_Task details_
Gather the lines below that include the string "segment", copying each in full.

[Data about app and page elements]
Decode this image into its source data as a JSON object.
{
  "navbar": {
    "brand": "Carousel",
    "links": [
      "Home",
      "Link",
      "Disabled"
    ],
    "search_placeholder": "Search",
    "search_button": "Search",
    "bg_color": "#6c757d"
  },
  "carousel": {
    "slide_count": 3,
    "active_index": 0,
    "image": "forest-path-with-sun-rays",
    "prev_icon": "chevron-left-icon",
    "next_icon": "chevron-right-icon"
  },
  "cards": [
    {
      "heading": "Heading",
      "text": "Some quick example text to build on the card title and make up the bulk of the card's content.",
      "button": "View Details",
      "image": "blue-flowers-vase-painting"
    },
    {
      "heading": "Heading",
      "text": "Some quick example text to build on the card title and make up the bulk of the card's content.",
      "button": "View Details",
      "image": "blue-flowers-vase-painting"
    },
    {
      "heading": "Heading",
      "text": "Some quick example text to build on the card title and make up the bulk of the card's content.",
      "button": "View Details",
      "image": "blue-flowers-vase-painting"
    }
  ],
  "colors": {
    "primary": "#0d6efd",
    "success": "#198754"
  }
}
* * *
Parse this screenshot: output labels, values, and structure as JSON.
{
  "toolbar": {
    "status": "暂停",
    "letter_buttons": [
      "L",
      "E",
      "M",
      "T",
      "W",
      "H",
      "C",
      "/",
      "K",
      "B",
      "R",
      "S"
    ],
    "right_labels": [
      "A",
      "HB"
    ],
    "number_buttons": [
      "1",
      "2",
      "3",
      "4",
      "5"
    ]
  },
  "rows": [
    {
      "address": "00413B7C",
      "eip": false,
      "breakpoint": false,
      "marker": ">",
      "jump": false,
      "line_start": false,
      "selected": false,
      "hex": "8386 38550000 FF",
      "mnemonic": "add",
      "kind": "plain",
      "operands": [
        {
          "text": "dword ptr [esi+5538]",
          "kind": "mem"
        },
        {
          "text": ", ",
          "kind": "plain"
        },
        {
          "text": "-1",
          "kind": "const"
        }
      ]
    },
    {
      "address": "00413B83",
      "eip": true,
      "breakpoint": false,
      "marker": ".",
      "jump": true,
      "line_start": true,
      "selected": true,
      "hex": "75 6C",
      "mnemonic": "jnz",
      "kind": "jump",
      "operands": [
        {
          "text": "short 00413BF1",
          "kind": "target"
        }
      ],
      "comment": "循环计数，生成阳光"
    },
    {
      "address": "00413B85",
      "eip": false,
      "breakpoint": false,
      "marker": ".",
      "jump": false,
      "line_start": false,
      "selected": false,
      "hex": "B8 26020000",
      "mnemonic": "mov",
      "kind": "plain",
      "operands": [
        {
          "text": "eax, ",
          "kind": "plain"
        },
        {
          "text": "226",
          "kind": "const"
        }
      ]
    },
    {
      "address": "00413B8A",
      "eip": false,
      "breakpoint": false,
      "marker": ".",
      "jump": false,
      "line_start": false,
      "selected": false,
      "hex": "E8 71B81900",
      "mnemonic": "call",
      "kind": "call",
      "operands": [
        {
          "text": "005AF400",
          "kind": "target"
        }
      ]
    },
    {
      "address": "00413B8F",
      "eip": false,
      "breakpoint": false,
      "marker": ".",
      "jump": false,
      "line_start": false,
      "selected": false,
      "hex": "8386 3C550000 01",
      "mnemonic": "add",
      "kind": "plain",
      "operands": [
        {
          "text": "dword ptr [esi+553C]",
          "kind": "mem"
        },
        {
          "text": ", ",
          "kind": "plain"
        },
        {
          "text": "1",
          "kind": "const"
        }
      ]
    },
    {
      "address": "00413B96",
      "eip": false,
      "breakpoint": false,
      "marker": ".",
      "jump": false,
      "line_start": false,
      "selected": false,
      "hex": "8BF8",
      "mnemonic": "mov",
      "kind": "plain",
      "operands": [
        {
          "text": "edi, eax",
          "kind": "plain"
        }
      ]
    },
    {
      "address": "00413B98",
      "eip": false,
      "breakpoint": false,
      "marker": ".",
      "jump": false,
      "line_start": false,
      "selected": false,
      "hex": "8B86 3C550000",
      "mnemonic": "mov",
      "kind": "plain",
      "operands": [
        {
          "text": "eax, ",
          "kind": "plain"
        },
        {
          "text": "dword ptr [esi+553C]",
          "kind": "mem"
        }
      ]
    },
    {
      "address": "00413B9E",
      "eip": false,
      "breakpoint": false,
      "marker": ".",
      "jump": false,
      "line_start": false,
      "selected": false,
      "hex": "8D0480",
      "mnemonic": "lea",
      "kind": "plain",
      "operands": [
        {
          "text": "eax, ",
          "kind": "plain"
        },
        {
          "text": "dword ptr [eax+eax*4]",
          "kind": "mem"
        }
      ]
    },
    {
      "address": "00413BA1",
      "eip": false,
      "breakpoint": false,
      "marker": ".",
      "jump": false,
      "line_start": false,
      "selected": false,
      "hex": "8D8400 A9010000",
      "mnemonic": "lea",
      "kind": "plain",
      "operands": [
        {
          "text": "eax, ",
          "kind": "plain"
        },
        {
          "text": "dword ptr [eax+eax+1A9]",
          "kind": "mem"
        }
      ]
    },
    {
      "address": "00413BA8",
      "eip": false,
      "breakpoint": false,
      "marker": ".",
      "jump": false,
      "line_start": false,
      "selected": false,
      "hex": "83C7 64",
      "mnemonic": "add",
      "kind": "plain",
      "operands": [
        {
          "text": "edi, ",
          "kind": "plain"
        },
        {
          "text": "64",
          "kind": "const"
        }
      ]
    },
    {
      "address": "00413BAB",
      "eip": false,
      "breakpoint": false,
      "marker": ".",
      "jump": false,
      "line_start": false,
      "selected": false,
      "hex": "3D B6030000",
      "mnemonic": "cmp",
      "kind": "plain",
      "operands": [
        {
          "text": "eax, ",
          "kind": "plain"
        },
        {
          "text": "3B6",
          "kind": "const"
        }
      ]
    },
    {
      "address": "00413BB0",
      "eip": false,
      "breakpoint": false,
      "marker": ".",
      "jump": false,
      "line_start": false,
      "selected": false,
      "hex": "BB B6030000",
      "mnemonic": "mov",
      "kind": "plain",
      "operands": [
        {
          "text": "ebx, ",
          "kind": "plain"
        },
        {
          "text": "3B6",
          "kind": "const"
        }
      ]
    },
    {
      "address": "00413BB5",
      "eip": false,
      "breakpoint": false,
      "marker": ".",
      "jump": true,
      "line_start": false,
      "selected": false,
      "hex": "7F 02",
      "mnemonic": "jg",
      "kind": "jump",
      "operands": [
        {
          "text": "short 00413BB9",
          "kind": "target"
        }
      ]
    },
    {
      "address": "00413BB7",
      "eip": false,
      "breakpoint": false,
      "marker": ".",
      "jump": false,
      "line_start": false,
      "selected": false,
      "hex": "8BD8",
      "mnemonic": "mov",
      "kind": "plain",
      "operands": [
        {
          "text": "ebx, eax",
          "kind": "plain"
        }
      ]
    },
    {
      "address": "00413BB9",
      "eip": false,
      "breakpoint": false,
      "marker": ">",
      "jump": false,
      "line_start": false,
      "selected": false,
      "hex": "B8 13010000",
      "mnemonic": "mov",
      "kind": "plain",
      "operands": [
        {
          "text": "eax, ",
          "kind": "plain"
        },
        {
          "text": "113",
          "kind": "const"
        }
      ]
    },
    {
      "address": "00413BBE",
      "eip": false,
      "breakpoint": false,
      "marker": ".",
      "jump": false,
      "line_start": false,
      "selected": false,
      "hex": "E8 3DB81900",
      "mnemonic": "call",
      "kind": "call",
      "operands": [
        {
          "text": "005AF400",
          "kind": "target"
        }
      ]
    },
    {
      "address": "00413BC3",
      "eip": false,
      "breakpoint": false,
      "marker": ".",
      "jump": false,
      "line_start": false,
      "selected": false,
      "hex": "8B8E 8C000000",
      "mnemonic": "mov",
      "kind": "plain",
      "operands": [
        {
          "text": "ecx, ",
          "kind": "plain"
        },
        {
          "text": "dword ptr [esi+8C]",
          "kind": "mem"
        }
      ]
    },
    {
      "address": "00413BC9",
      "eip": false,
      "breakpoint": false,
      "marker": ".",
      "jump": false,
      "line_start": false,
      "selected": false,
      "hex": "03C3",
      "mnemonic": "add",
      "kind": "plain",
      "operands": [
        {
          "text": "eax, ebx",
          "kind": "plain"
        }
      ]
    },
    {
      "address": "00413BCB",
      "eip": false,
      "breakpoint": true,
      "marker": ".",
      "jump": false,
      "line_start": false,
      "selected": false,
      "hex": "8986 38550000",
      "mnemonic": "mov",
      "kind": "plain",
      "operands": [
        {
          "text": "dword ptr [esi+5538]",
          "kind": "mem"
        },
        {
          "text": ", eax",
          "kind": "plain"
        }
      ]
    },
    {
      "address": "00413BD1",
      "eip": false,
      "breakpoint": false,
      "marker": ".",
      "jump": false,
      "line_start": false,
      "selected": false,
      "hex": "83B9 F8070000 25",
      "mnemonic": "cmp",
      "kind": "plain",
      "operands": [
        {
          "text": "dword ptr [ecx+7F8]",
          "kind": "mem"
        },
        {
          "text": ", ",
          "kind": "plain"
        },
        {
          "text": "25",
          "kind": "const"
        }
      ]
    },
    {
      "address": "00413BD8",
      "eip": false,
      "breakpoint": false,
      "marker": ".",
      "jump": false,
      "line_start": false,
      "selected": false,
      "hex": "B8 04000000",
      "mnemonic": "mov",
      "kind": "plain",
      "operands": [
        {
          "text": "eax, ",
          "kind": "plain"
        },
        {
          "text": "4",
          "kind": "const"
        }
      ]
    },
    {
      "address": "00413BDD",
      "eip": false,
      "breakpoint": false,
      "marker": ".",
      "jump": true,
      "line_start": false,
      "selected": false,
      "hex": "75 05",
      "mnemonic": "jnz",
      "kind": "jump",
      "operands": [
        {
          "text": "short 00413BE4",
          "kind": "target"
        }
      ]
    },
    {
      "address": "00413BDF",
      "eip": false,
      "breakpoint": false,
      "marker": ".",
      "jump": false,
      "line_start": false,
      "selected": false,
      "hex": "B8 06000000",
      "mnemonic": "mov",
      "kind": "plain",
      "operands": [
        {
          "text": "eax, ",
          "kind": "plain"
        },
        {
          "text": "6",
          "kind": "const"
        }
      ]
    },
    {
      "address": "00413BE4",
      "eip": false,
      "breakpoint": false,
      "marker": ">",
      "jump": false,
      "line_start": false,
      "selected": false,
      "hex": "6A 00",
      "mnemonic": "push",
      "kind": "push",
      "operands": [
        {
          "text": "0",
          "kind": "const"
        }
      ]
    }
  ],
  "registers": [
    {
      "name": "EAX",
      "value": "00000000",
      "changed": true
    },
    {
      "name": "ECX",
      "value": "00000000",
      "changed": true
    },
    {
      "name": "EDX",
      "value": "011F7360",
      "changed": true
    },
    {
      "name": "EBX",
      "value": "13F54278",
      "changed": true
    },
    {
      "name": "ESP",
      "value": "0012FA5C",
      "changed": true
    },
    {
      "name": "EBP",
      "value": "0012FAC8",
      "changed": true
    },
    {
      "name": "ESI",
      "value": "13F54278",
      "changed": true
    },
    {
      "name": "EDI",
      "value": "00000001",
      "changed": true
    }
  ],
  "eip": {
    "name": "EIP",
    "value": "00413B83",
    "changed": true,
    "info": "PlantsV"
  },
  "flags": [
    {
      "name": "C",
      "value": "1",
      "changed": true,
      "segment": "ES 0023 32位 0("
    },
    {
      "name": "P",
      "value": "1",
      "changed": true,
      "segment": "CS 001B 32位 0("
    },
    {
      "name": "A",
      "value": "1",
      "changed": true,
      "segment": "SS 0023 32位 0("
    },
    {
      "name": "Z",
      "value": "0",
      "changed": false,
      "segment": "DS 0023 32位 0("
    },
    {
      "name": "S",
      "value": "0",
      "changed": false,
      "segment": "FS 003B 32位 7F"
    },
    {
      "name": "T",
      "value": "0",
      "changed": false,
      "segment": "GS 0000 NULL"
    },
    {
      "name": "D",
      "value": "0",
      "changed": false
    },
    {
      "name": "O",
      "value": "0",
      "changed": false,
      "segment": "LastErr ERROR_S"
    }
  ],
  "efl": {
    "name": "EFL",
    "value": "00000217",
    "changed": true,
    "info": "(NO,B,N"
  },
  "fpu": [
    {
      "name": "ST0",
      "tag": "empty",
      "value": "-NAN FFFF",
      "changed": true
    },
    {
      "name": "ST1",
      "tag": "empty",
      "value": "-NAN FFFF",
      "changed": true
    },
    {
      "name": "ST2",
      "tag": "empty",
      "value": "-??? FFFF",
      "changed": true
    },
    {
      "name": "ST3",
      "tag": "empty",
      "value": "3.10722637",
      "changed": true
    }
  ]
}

_Task solution_
      "segment": "ES 0023 32位 0("
      "segment": "CS 001B 32位 0("
      "segment": "SS 0023 32位 0("
      "segment": "DS 0023 32位 0("
      "segment": "FS 003B 32位 7F"
      "segment": "GS 0000 NULL"
      "segment": "LastErr ERROR_S"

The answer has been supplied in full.